From left, Leila Barker, Brian Penny, and Olivia Eanes work in the Rhea Heritage and Scopes Trial Museum in the Rhea County Courthouse.

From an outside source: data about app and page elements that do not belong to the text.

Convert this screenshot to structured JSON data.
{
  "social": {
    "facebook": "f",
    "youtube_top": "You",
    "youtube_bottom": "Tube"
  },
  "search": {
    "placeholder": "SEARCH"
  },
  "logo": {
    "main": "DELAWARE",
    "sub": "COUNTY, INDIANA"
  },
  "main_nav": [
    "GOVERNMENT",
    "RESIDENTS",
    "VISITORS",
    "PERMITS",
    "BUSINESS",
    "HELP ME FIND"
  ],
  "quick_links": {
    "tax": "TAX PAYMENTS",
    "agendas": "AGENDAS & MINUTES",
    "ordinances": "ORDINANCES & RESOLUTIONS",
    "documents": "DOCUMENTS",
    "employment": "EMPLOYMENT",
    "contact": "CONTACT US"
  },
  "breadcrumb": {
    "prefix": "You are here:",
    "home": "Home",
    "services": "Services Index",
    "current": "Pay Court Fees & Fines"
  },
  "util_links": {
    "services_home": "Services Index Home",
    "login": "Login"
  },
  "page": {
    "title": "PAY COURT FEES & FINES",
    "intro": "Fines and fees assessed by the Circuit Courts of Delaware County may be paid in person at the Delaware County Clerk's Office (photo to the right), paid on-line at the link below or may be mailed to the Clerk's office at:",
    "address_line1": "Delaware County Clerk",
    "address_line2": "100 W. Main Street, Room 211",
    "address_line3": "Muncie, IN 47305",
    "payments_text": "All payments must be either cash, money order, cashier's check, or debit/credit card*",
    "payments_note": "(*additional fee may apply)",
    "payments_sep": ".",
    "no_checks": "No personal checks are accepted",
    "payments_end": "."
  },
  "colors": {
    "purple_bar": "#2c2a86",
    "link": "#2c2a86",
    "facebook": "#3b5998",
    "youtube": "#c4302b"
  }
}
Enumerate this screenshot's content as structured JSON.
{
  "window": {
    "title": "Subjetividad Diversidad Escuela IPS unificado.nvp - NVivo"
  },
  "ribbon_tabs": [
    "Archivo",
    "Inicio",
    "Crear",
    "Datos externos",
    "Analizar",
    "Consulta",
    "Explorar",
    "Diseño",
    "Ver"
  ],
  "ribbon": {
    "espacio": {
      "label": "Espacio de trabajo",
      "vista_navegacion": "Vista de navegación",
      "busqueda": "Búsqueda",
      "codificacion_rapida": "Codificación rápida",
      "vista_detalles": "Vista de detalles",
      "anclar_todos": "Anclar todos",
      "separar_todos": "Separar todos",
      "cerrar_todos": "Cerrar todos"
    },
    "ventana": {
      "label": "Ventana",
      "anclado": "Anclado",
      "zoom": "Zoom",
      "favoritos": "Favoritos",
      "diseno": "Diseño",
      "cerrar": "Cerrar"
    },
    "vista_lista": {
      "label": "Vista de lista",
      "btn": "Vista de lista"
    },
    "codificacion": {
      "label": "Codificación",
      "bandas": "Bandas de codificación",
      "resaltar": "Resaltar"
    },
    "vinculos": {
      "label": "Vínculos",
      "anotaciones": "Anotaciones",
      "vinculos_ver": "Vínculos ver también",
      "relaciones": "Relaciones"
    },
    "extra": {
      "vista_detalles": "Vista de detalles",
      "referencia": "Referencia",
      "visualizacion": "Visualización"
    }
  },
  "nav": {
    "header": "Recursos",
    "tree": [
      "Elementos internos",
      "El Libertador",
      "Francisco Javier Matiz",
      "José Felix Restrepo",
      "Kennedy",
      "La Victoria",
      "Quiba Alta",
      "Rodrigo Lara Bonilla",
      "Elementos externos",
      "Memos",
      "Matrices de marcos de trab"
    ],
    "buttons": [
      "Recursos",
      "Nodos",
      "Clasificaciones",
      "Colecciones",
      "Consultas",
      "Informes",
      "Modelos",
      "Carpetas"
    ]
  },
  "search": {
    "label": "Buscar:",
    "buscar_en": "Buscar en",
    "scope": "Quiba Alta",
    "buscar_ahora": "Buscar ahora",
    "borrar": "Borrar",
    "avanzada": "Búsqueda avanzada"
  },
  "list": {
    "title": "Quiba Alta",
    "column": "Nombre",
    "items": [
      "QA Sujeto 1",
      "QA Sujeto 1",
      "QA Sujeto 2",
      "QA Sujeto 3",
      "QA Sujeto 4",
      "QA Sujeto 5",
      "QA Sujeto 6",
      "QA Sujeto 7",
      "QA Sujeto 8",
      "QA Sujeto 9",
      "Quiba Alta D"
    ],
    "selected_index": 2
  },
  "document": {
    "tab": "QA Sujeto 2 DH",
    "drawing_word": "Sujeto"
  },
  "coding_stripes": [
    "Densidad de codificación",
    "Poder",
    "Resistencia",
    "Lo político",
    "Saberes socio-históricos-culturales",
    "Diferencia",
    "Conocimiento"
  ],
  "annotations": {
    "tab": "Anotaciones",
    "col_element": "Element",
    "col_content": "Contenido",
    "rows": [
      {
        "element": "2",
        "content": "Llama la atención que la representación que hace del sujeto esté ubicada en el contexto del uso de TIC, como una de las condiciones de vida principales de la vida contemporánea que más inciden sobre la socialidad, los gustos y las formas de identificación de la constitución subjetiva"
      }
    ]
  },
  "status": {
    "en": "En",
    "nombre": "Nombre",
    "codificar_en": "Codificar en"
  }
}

Leila Barker, Olivia Eanes, and Brian Penny, all junior history majors, are enrolled in an internship with Rhea County Historian Patricia Guffey at the Rhea Heritage and Scopes Trial Museum in Dayton. The three are helping Ms. Guffey sort and catalog documents collected by the late Bettye Broyles, an archeologist and former Rhea County historian who left her estate to the Rhea County Historical and Genealogical Society.
 
“This is our second sorting of the Bettye Broyles papers, notes, and records,” Leila explained. “When we started, they were in giant tubs of random papers. The first time through we did a rough sort based on the family name, place, or topic. Now we’re going through the boxes and putting the same types of information together.”
 
She and Olivia began the process with Ms. Guffey in the spring semester of 2012, worked through the fall semester, and were joined by Brian this semester. “The goal is to make all the material available to the people of Rhea County or those who have a connection to Rhea County and want to do research,” Olivia said. “We’re a long way from that point, but you’ve got to start at the beginning if you want to get it done.”
 
Brian found out about the work Leila and Olivia were doing and his curiosity drove him to join them. “This is the sort of work I think I want to get into at some point,” he said. “I had not heard about the exhibits down here [in the courthouse museum] so I thought I’d check out the exhibits as well as get hands-on experience and course credit.”
 
For their academic credit in the Fall 2012 semester, Olivia developed an exhibit on the life of Ms. Broyles, who was a member of one of the early families in Rhea County and was one of the first women archeologists to work in the United States. Leila wrote a paper on Ms. Broyles based on their research.
 
“I’ve learned a lot about the history of Rhea County,” Olivia said. “That has made me appreciate where I go to school more. It made me realize this is my home for four years, and it’s good to know the history of the area. It helps explain why things are as they are today.”
 
Leila added, “I’ve learned how much dedication it takes to do history. It takes a lot of determination and perseverance to stick through a project.”
 
Ms. Guffey said she has been very pleased with the students. “They have been so knowledgeable. I can tell them one thing and they’re right on it. They know what has to be done and have gotten their hands dirty to do it.
 
“They have been a tremendous asset to the Bettye Project” as she calls the effort to catalog the papers. “They have cut the time it would take to do this project in half from what it would have taken for me to do myself.
 
“This has been very valuable to the historical society, and I hope we can continue this good partnership with the college.”